Crucially, he feels that the government should also support R&D by introducing a Development-Linked Incentive (DLI) Scheme to encourage companies who are investing in R&D in India and filing design and project patents in India.
And lastly, he would like the government to introduce export incentives which would help manufacturers take care of the high investments in cost of land, labour, financial and R&D cost and this can then be used to encourage their growth engine and boost up their sales in export markets.
Seismic shifts in marketing strategies
Vazirani flags other aspects of the post-pandemic playbook. “There have been many interesting seismic shifts in the marketing strategies implemented by diagnostic players.
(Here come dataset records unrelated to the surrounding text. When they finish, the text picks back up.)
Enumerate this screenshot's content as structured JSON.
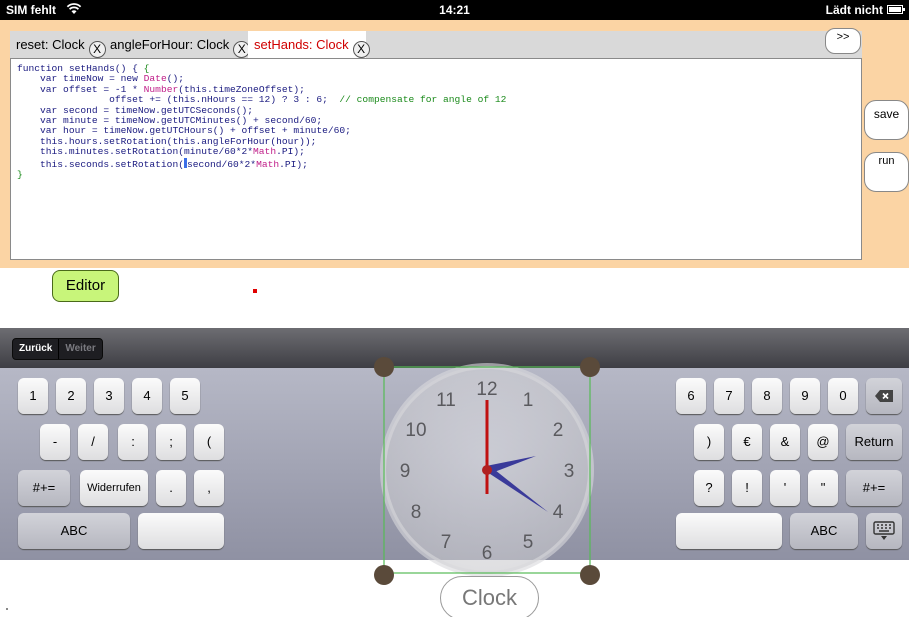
{
  "status": {
    "carrier": "SIM fehlt",
    "time": "14:21",
    "battery_text": "Lädt nicht"
  },
  "tabs": [
    {
      "label": "reset: Clock",
      "close": "X"
    },
    {
      "label": "angleForHour: Clock",
      "close": "X"
    },
    {
      "label": "setHands: Clock",
      "close": "X"
    }
  ],
  "toolbar": {
    "more_label": ">>",
    "save_label": "save",
    "run_label": "run"
  },
  "code": {
    "l1": "function setHands() {",
    "l2a": "    var timeNow = new ",
    "l2b": "Date",
    "l2c": "();",
    "l3a": "    var offset = -1 * ",
    "l3b": "Number",
    "l3c": "(this.timeZoneOffset);",
    "l4a": "                offset += (this.nHours == 12) ? 3 : 6;  ",
    "l4b": "// compensate for angle of 12",
    "l5": "    var second = timeNow.getUTCSeconds();",
    "l6": "    var minute = timeNow.getUTCMinutes() + second/60;",
    "l7": "    var hour = timeNow.getUTCHours() + offset + minute/60;",
    "l8": "    this.hours.setRotation(this.angleForHour(hour));",
    "l9a": "    this.minutes.setRotation(minute/60*2*",
    "l9b": "Math",
    "l9c": ".PI);",
    "l10a": "    this.seconds.setRotation(",
    "l10b": "second/60*2*",
    "l10c": "Math",
    "l10d": ".PI);",
    "l11": "}"
  },
  "editor_label": "Editor",
  "keyboard": {
    "back": "Zurück",
    "forward": "Weiter",
    "row1_left": [
      "1",
      "2",
      "3",
      "4",
      "5"
    ],
    "row1_right": [
      "6",
      "7",
      "8",
      "9",
      "0"
    ],
    "delete_icon": "backspace-icon",
    "row2_left": [
      "-",
      "/",
      ":",
      ";",
      "("
    ],
    "row2_right": [
      ")",
      "€",
      "&",
      "@"
    ],
    "return": "Return",
    "row3_left_more": "#+=",
    "undo": "Widerrufen",
    "row3_left": [
      ".",
      ","
    ],
    "row3_right": [
      "?",
      "!",
      "'",
      "\""
    ],
    "row3_right_more": "#+=",
    "abc_left": "ABC",
    "abc_right": "ABC",
    "hide_icon": "keyboard-hide-icon"
  },
  "clock": {
    "label": "Clock",
    "numbers": [
      "12",
      "1",
      "2",
      "3",
      "4",
      "5",
      "6",
      "7",
      "8",
      "9",
      "10",
      "11"
    ],
    "hour_hand_color": "#3a3a9a",
    "minute_hand_color": "#3a3a9a",
    "second_hand_color": "#c01010",
    "selection_color": "#55bb55"
  }
}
COVID-19 has led businesses to recalibrate their messaging and the means to deliver it. Companies have now become flexible with their strategies to approach customers; investments are now routed more for digital campaigns. Although nothing can replace the one-on-one physical interactions, companies are making sure they sustain digital engagement with their customers through webinars, virtual trade shows, etc. Medtech manufacturers have so far relied on marketing a product’s features, however, the focus now is also on the benefits it can provide to clinicians particularly during the pandemic.”
A rising tide lifts all boats and so it is with the IVD sector. Dr Gandhi narrates how the pandemic has led to a change in marketing strategies, with small IVD manufacturers also being the beneficiaries of this change as they have expanded their product portfolios and are being directly approached by distributors, dealers and end-users.
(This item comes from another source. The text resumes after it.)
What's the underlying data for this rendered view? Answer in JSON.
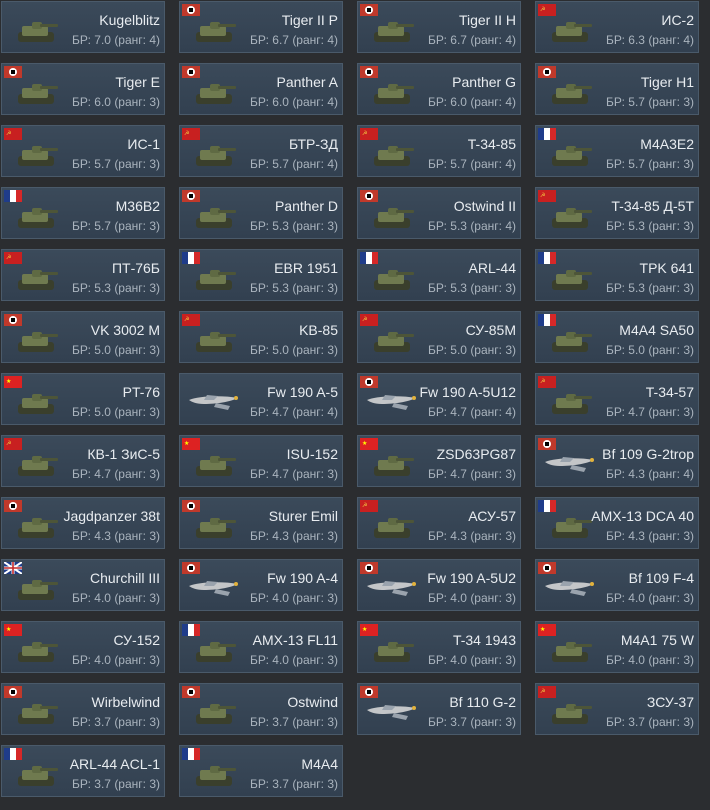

For Voxtur Bio, taking care of employees to ensure that they maintain optimum productivity and do not suffer from depression, burnout and PTSD as well as increasing the headcount of the company will be key focus areas on the human assets side, says Dr Gandhi.
On the business strategy side, the company will be thinking ‘out of the box’ to leverage its research competencies to develop advanced diagnostic tools and products. They will also concentrate on implementing the right manufacturing practices to reduce manufacturing cost and ensure that it is not a hindering factor for the general masses to access most affordable testing solutions. Automation and expanding their pan-India market presence are the other prongs of their post- pandemic game plan.
Trivitron senior leadership has laid a strong, post-pandemic playbook and plans as to how the business will function once the COVID-19 lockdowns are lifted. According to Patel, the first fundamental aspect of the post-pandemic playbook is to take care of employee needs through communication and HR support, followed by ensuring health, safety and security of the workplace. The introduction of new technologies for producing cost-effective medical technology products and services and making their solutions avail- able and affordable across the globe are Trivitron’s business strategic goals.
Heeding the wakeup call
But Patel warns that as India continues to fight against COVID-19, even while the availability of vaccines is a ray of hope for all of us, to completely win this battle it is necessary to make continuous improvements in diagnostic solutions, availability of healthcare infrastructure, vaccines etc.
Many companies speak of the lessons learnt from the COVID- 19 pandemic. It has certainly been a wake-up call across sectors but more so for the diagnostics segment of the healthcare sector. Because diagnosis comes before treatment. This is the sector that will have to be the most alert to detect changes in the direction of this virus as well as read the first warning signs of future pandemics. Let us hope therefore this sector is never again caught sleeping on the watch. And as importantly, may India’s diagnostic manufacturers succeed in making India self-reliant as well as a vital part of the global diagnostics industry.